[RECORD SET — start]
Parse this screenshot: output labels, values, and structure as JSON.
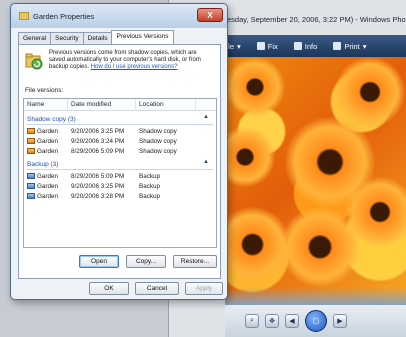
{
  "gallery": {
    "title": "esday, September 20, 2006, 3:22 PM) - Windows Photo Gal",
    "toolbar": {
      "gallery": "allery",
      "file": "File",
      "fix": "Fix",
      "info": "Info",
      "print": "Print"
    }
  },
  "dialog": {
    "title": "Garden Properties",
    "close_label": "X",
    "tabs": [
      "General",
      "Security",
      "Details",
      "Previous Versions"
    ],
    "active_tab": "Previous Versions",
    "info_text": "Previous versions come from shadow copies, which are saved automatically to your computer's hard disk, or from backup copies.",
    "info_link": "How do I use previous versions?",
    "file_versions_label": "File versions:",
    "columns": {
      "name": "Name",
      "date": "Date modified",
      "location": "Location"
    },
    "groups": [
      {
        "label": "Shadow copy (3)",
        "type": "shadow",
        "rows": [
          {
            "name": "Garden",
            "date": "9/20/2006 3:25 PM",
            "location": "Shadow copy"
          },
          {
            "name": "Garden",
            "date": "9/20/2006 3:24 PM",
            "location": "Shadow copy"
          },
          {
            "name": "Garden",
            "date": "8/29/2006 5:09 PM",
            "location": "Shadow copy"
          }
        ]
      },
      {
        "label": "Backup (3)",
        "type": "backup",
        "rows": [
          {
            "name": "Garden",
            "date": "8/29/2006 5:09 PM",
            "location": "Backup"
          },
          {
            "name": "Garden",
            "date": "9/20/2006 3:25 PM",
            "location": "Backup"
          },
          {
            "name": "Garden",
            "date": "9/20/2006 3:28 PM",
            "location": "Backup"
          }
        ]
      }
    ],
    "buttons": {
      "open": "Open",
      "copy": "Copy...",
      "restore": "Restore..."
    },
    "footer": {
      "ok": "OK",
      "cancel": "Cancel",
      "apply": "Apply"
    }
  }
}
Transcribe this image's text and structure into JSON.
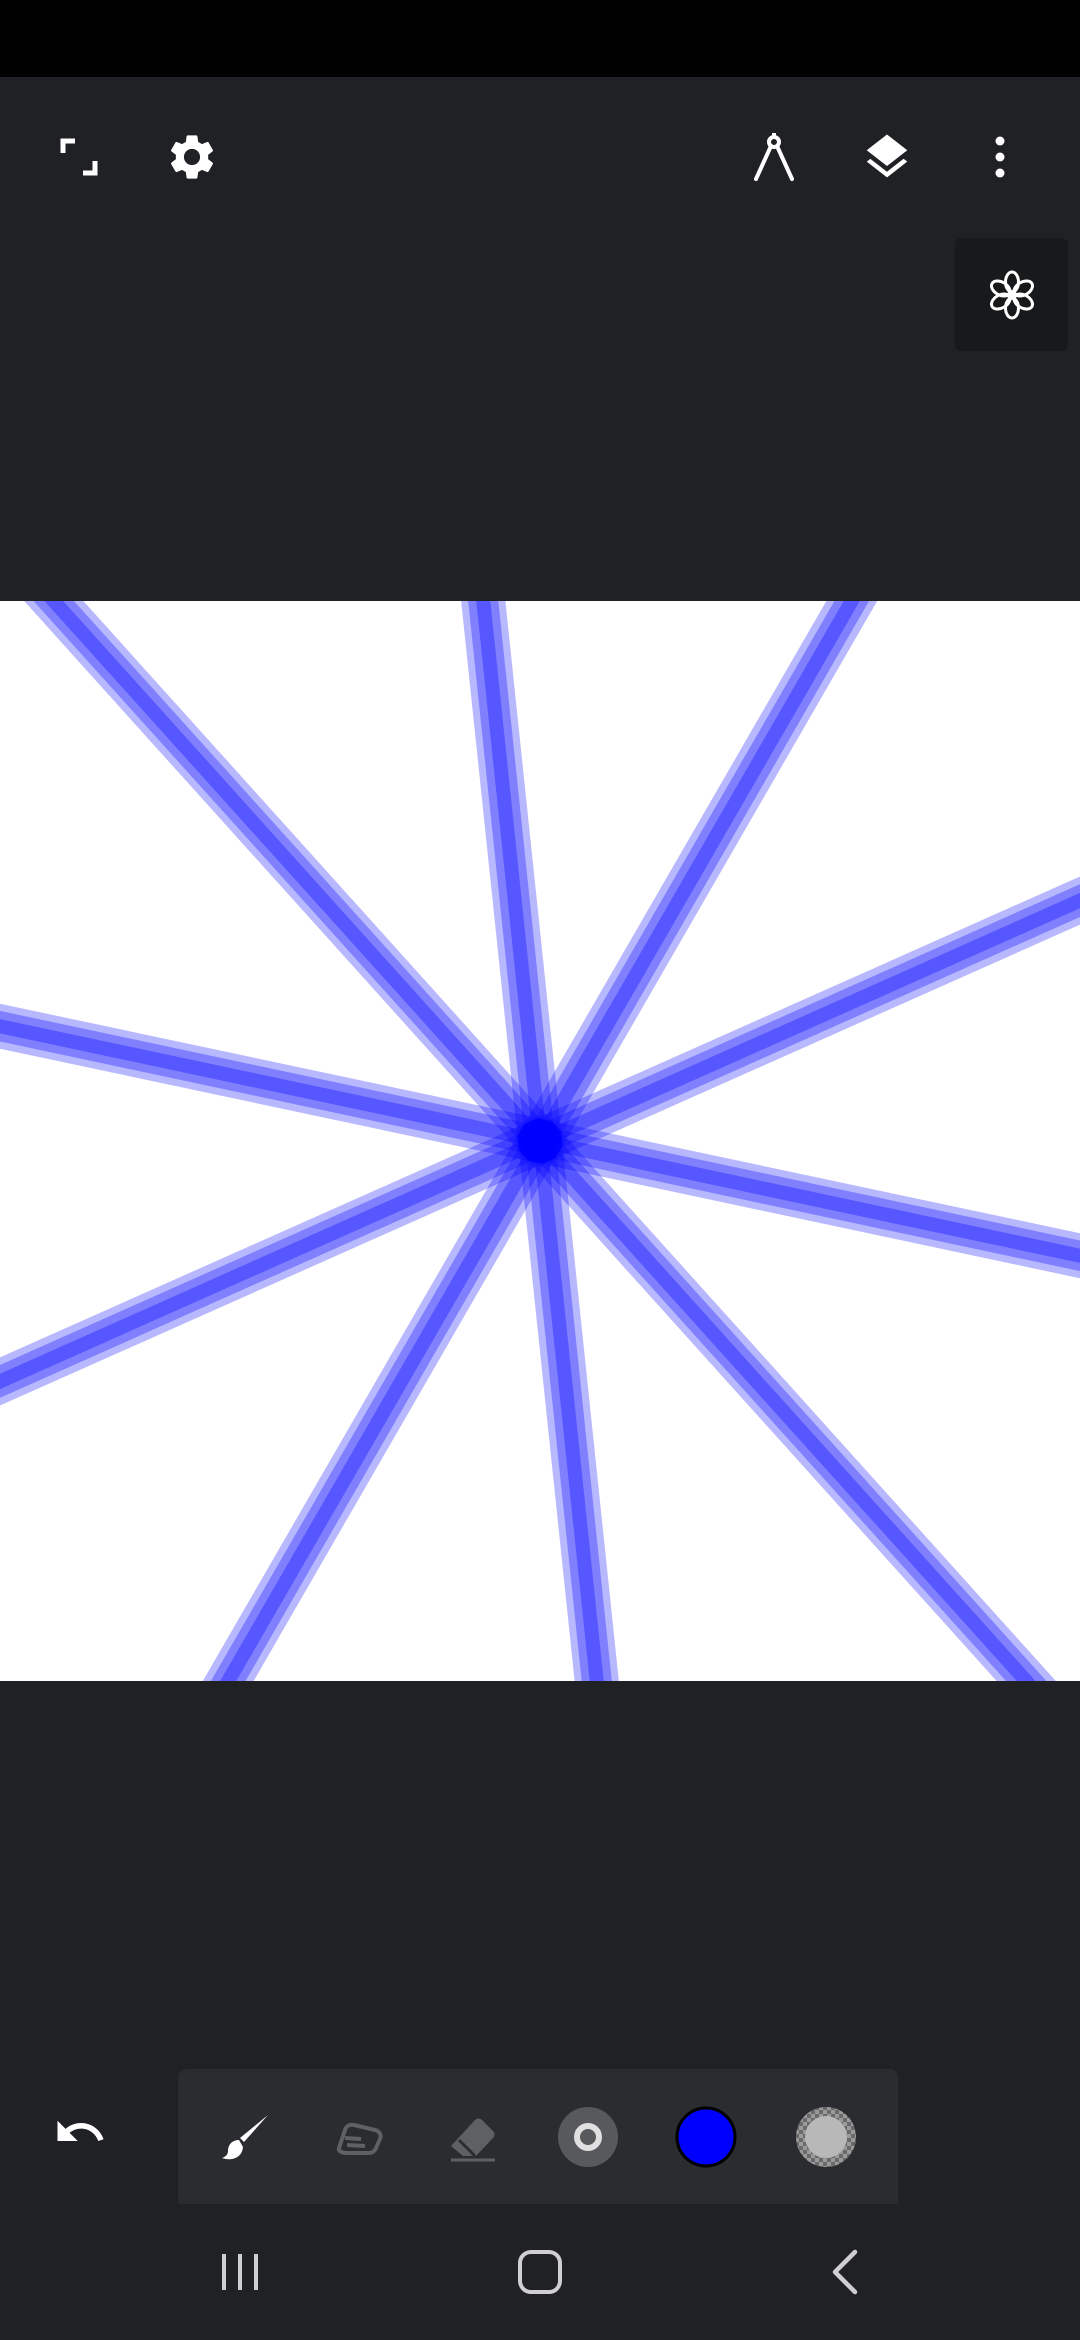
{
  "toolbar": {
    "left": [
      {
        "name": "fullscreen-icon"
      },
      {
        "name": "gear-icon"
      }
    ],
    "right": [
      {
        "name": "compass-icon"
      },
      {
        "name": "layers-icon"
      },
      {
        "name": "more-vert-icon"
      }
    ]
  },
  "symmetry": {
    "icon": "flower-icon"
  },
  "canvas": {
    "background": "#ffffff",
    "stroke": {
      "color": "#0000ff",
      "opacity": 0.45,
      "count": 10
    }
  },
  "bottom": {
    "undo": {
      "icon": "undo-icon"
    },
    "tools": [
      {
        "name": "brush-icon",
        "active": true
      },
      {
        "name": "smudge-icon",
        "active": false
      },
      {
        "name": "eraser-icon",
        "active": false
      },
      {
        "name": "brush-size-icon"
      },
      {
        "name": "color-swatch",
        "color": "#0000ff"
      },
      {
        "name": "opacity-icon"
      }
    ]
  },
  "nav": [
    {
      "name": "recents-icon"
    },
    {
      "name": "home-icon"
    },
    {
      "name": "back-icon"
    }
  ]
}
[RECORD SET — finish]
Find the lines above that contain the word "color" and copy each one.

      "color": "#0000ff",
        "name": "color-swatch",
        "color": "#0000ff"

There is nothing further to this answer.